Problem requirements: Filter the records below, keeping only lines with the string "into".

(Excerpts from an interface dataset)
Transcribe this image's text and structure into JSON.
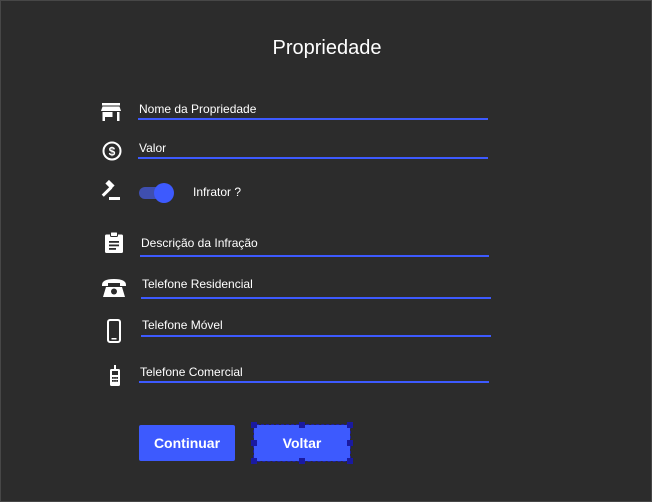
{
  "title": "Propriedade",
  "fields": {
    "name": {
      "label": "Nome da Propriedade",
      "icon": "store-icon"
    },
    "value": {
      "label": "Valor",
      "icon": "dollar-circle-icon"
    },
    "offender": {
      "label": "Infrator ?",
      "icon": "gavel-icon",
      "checked": true
    },
    "infraction": {
      "label": "Descrição da Infração",
      "icon": "clipboard-icon"
    },
    "home_phone": {
      "label": "Telefone Residencial",
      "icon": "telephone-icon"
    },
    "mobile_phone": {
      "label": "Telefone Móvel",
      "icon": "smartphone-icon"
    },
    "work_phone": {
      "label": "Telefone Comercial",
      "icon": "cellphone-icon"
    }
  },
  "buttons": {
    "continue": "Continuar",
    "back": "Voltar"
  },
  "colors": {
    "background": "#2c2c2c",
    "accent": "#3d5afe",
    "text": "#ffffff",
    "selection": "#1a1aa0"
  }
}
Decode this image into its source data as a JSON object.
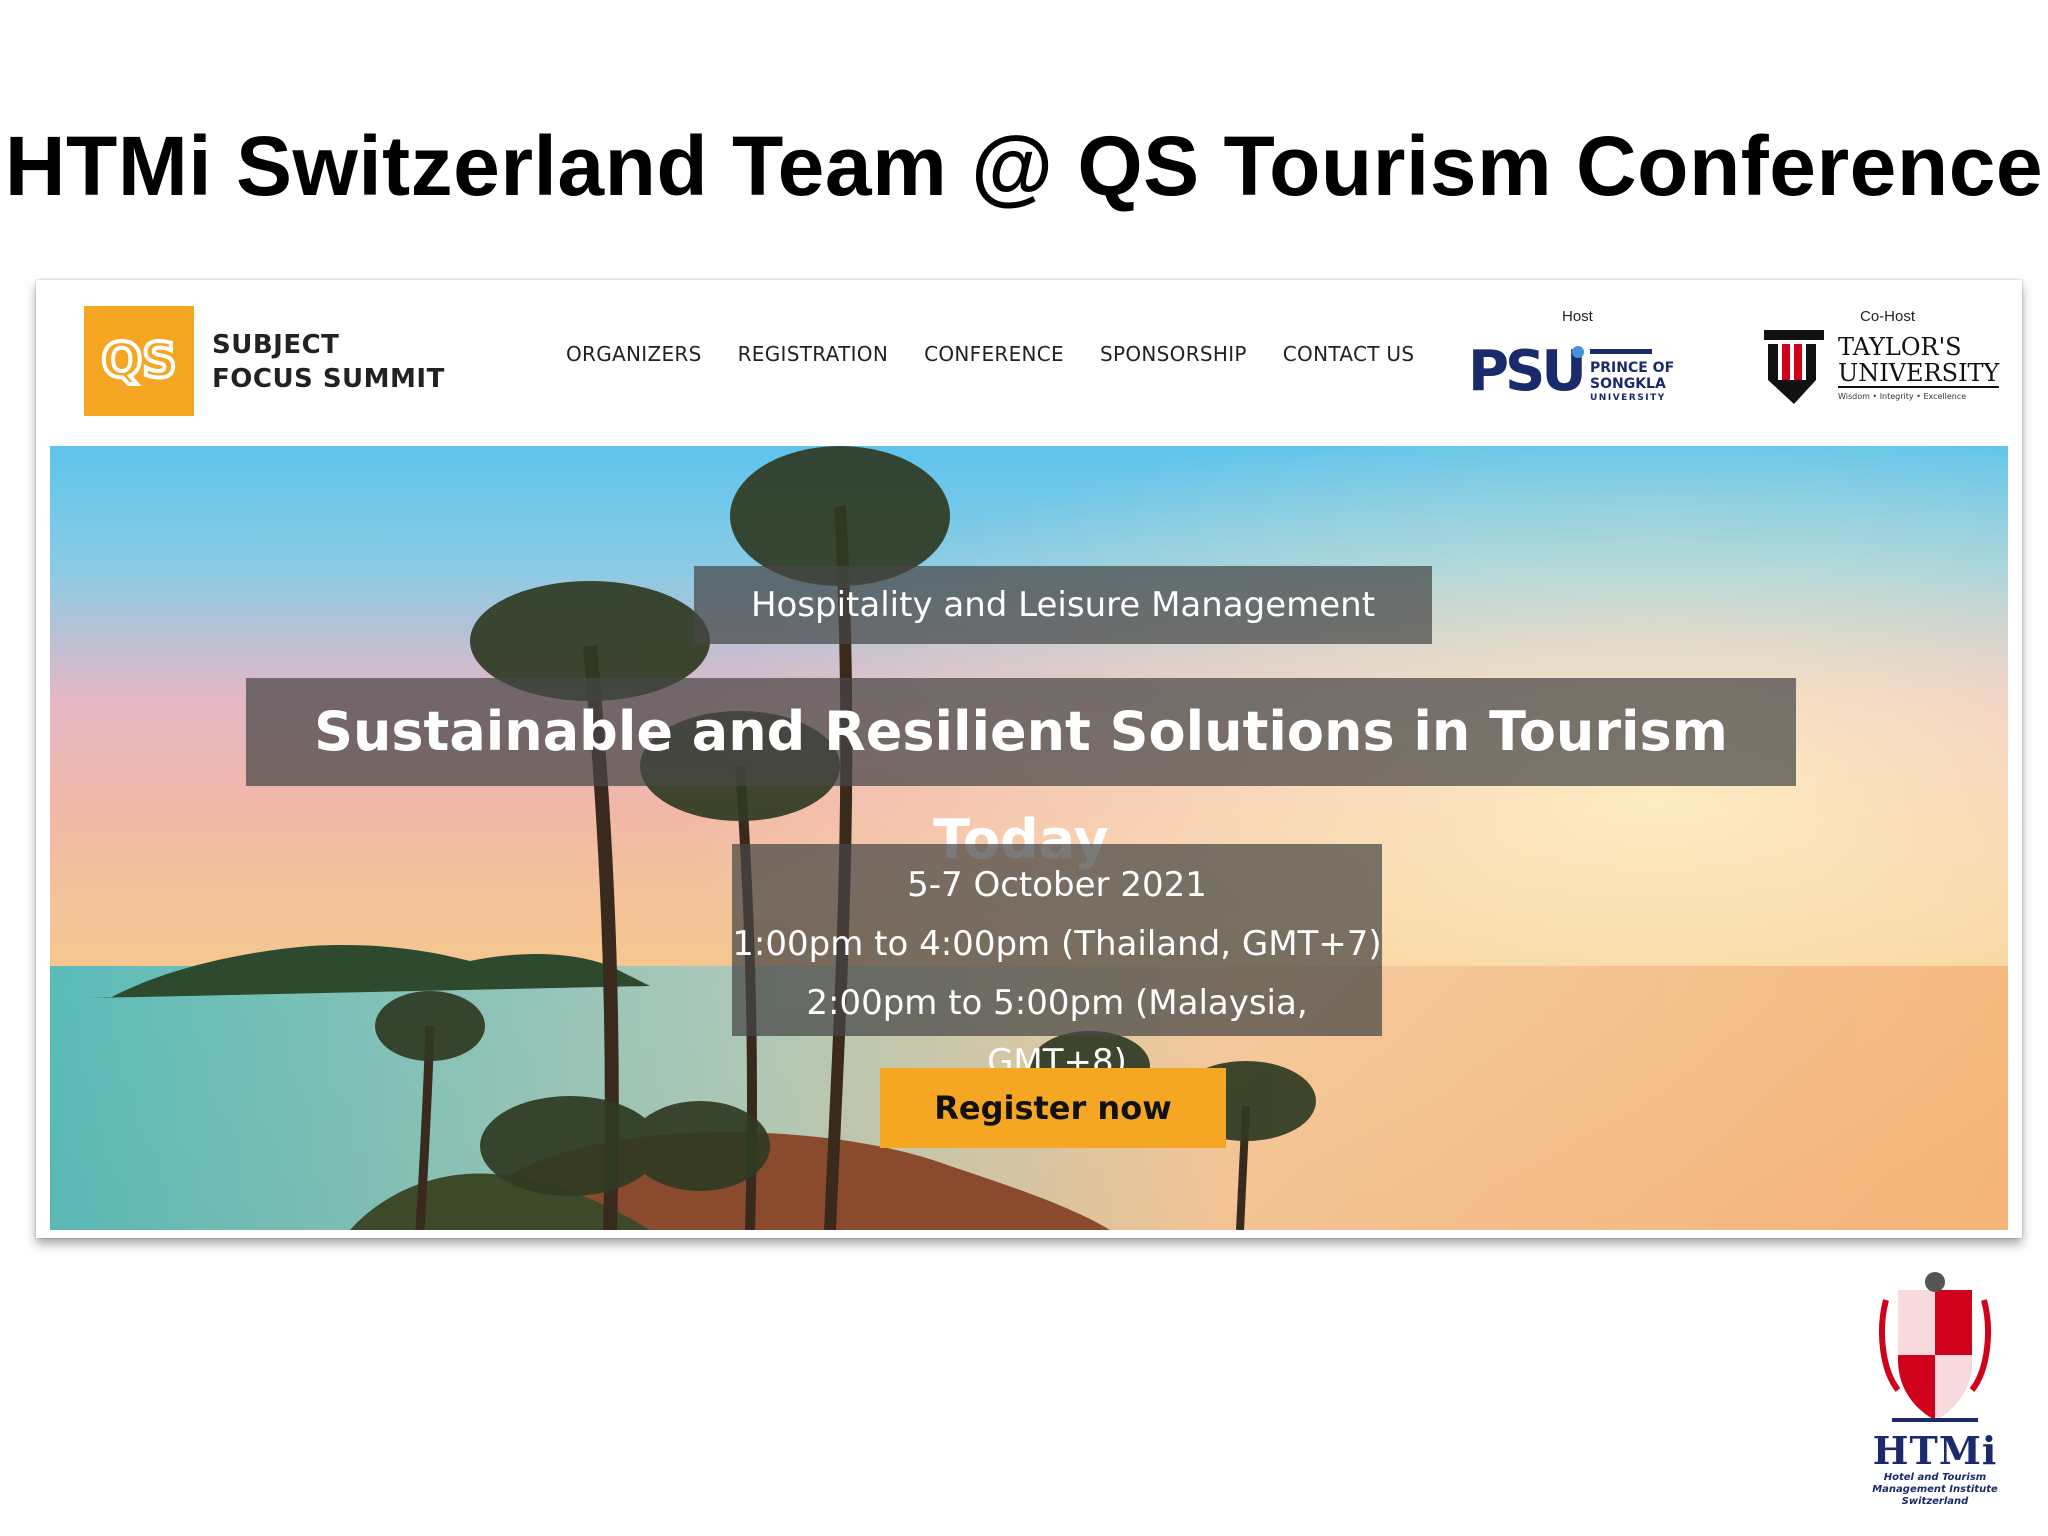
{
  "slide": {
    "title": "HTMi Switzerland Team @ QS Tourism Conference"
  },
  "site": {
    "logo_text": "QS",
    "summit_line1": "SUBJECT",
    "summit_line2": "FOCUS SUMMIT",
    "nav": [
      "ORGANIZERS",
      "REGISTRATION",
      "CONFERENCE",
      "SPONSORSHIP",
      "CONTACT US"
    ],
    "host_label": "Host",
    "host_logo_text": "PSU",
    "host_name_lines": [
      "PRINCE OF",
      "SONGKLA",
      "UNIVERSITY"
    ],
    "cohost_label": "Co-Host",
    "cohost_name_line1": "TAYLOR'S",
    "cohost_name_line2": "UNIVERSITY",
    "cohost_motto": "Wisdom • Integrity • Excellence"
  },
  "hero": {
    "subtitle": "Hospitality and Leisure Management",
    "title": "Sustainable and Resilient Solutions in Tourism Today",
    "date": "5-7 October 2021",
    "time_thailand": "1:00pm to 4:00pm (Thailand, GMT+7)",
    "time_malaysia": "2:00pm to 5:00pm (Malaysia, GMT+8)",
    "register_label": "Register now"
  },
  "footer_logo": {
    "name": "HTMi",
    "sub_lines": [
      "Hotel and Tourism",
      "Management Institute",
      "Switzerland"
    ]
  },
  "colors": {
    "qs_orange": "#f5a623",
    "overlay": "#464646",
    "psu_blue": "#1b2a6b",
    "taylors_red": "#d0021b",
    "htmi_navy": "#1a2a6c"
  }
}
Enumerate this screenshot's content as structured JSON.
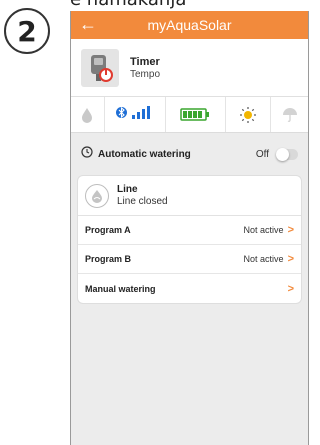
{
  "caption": "e namakanja",
  "step_number": "2",
  "appbar": {
    "back_icon": "arrow-left-icon",
    "title": "myAquaSolar"
  },
  "device": {
    "name": "Timer",
    "model": "Tempo"
  },
  "status_icons": [
    "drop-icon",
    "bluetooth-icon",
    "signal-bars-icon",
    "battery-icon",
    "sun-icon",
    "umbrella-icon"
  ],
  "auto_watering": {
    "label": "Automatic watering",
    "state": "Off",
    "icon": "clock-icon"
  },
  "line": {
    "title": "Line",
    "status": "Line closed",
    "icon": "water-drop-icon"
  },
  "programs": [
    {
      "name": "Program A",
      "status": "Not active"
    },
    {
      "name": "Program B",
      "status": "Not active"
    },
    {
      "name": "Manual watering",
      "status": ""
    }
  ],
  "chevron_glyph": ">",
  "colors": {
    "accent": "#f28a3c",
    "bluetooth": "#1f6fd6",
    "battery": "#3aa62f",
    "sun": "#f2b600"
  }
}
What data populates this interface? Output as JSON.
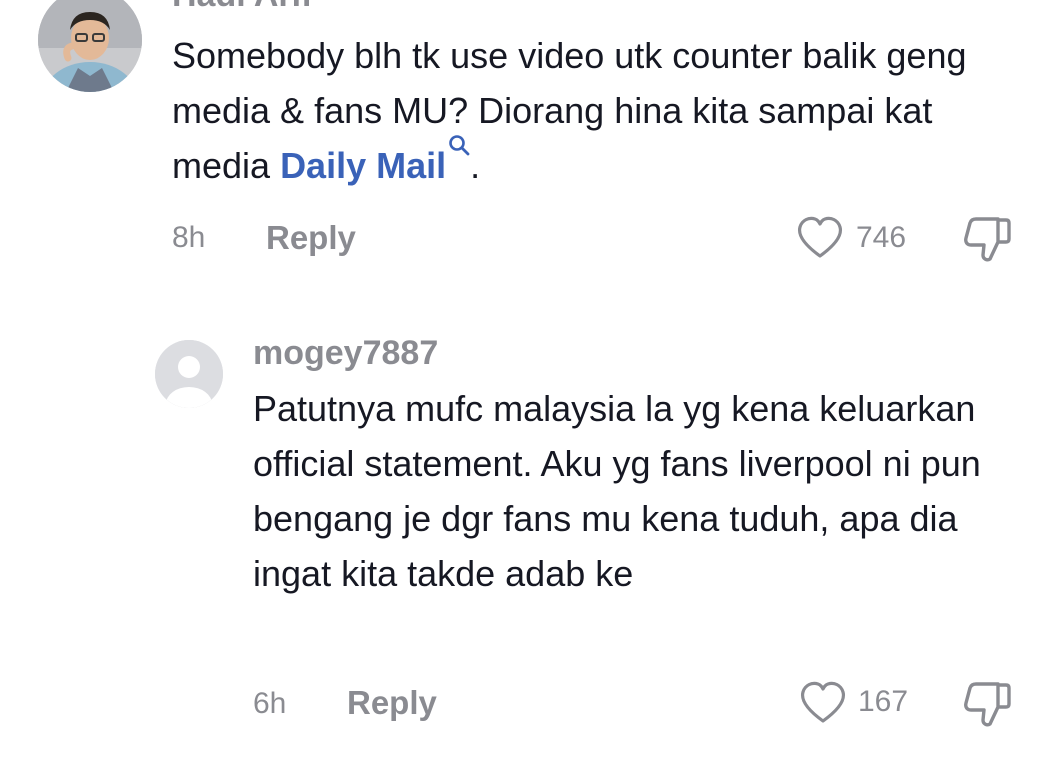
{
  "comments": [
    {
      "username": "Hadi Arif",
      "text_before_link": "Somebody blh tk use video utk counter balik geng media & fans MU? Diorang hina kita sampai kat media ",
      "link_text": "Daily Mail",
      "text_after_link": ".",
      "time": "8h",
      "reply_label": "Reply",
      "like_count": "746",
      "avatar": "user-photo",
      "link_color": "#3a62b8"
    },
    {
      "username": "mogey7887",
      "text": "Patutnya mufc malaysia la yg kena keluarkan official statement. Aku yg fans liverpool ni pun bengang je dgr fans mu kena tuduh, apa dia ingat kita takde adab ke",
      "time": "6h",
      "reply_label": "Reply",
      "like_count": "167",
      "avatar": "default-avatar"
    }
  ],
  "icons": {
    "like": "heart-outline-icon",
    "dislike": "thumbs-down-outline-icon",
    "search": "search-icon"
  },
  "colors": {
    "text": "#161823",
    "muted": "#8a8b91",
    "link": "#3a62b8"
  }
}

Problem solution:
Transcribe this image's text and structure into JSON.
Decode this image into its source data as a JSON object.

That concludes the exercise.